● Records for this task
########################################
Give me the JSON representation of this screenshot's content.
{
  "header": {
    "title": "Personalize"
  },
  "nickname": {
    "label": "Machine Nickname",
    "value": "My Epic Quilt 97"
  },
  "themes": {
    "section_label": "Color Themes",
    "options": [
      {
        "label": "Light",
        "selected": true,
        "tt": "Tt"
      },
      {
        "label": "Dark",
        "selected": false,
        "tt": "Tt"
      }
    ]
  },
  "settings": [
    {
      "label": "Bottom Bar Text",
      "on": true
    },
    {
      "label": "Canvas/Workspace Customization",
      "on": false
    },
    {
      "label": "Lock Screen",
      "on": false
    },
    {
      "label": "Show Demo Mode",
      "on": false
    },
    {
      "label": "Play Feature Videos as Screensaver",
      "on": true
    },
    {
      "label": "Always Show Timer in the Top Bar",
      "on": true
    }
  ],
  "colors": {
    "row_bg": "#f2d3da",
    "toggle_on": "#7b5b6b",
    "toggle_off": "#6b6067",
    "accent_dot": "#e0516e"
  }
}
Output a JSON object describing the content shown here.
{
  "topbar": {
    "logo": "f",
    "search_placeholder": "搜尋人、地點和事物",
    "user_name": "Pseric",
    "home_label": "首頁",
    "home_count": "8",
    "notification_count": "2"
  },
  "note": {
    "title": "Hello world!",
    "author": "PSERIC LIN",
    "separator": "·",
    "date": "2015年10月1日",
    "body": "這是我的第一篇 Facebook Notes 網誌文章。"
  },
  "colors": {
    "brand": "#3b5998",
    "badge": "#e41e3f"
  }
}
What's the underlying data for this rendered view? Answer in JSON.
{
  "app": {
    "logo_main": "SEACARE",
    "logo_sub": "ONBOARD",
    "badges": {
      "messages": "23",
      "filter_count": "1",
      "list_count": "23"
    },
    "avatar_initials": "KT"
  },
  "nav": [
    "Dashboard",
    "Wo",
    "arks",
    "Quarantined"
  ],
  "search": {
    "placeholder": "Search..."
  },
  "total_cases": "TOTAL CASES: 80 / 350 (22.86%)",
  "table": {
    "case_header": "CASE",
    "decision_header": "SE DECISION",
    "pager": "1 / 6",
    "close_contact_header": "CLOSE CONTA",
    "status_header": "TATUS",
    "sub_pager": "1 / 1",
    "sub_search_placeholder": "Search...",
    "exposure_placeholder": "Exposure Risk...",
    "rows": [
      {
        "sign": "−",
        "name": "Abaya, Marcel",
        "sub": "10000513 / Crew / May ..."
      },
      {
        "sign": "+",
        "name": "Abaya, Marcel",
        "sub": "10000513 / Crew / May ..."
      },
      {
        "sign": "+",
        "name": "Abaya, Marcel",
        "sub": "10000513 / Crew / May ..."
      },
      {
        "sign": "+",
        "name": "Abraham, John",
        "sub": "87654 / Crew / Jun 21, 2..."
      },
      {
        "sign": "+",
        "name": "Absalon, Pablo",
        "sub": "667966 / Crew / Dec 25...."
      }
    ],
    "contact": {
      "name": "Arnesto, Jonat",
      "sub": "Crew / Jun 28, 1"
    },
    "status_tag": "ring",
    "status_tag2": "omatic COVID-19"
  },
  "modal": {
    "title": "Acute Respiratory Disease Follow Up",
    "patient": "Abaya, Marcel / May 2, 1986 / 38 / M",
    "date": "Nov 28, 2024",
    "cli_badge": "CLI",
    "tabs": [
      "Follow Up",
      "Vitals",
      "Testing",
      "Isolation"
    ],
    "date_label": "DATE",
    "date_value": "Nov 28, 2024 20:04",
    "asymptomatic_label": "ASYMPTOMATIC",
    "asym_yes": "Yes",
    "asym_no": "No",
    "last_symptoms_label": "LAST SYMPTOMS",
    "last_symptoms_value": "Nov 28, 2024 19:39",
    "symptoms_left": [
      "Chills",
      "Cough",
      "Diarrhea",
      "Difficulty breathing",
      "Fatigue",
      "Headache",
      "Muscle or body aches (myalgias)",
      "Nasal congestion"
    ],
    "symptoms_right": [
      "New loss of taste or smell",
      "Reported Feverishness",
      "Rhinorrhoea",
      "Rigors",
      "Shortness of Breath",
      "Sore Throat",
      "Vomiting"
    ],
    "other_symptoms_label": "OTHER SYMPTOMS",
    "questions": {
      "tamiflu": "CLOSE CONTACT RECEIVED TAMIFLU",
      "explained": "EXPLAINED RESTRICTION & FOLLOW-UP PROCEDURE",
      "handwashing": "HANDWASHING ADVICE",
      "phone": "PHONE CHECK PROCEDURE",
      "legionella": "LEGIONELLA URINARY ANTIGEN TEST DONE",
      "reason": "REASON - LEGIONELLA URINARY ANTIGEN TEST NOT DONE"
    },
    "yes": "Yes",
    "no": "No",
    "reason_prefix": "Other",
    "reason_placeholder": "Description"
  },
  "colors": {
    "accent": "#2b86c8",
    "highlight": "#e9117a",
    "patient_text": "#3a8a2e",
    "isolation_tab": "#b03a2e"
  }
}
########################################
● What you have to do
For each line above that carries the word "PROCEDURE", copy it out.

● Exercise answer
      "explained": "EXPLAINED RESTRICTION & FOLLOW-UP PROCEDURE",
      "phone": "PHONE CHECK PROCEDURE",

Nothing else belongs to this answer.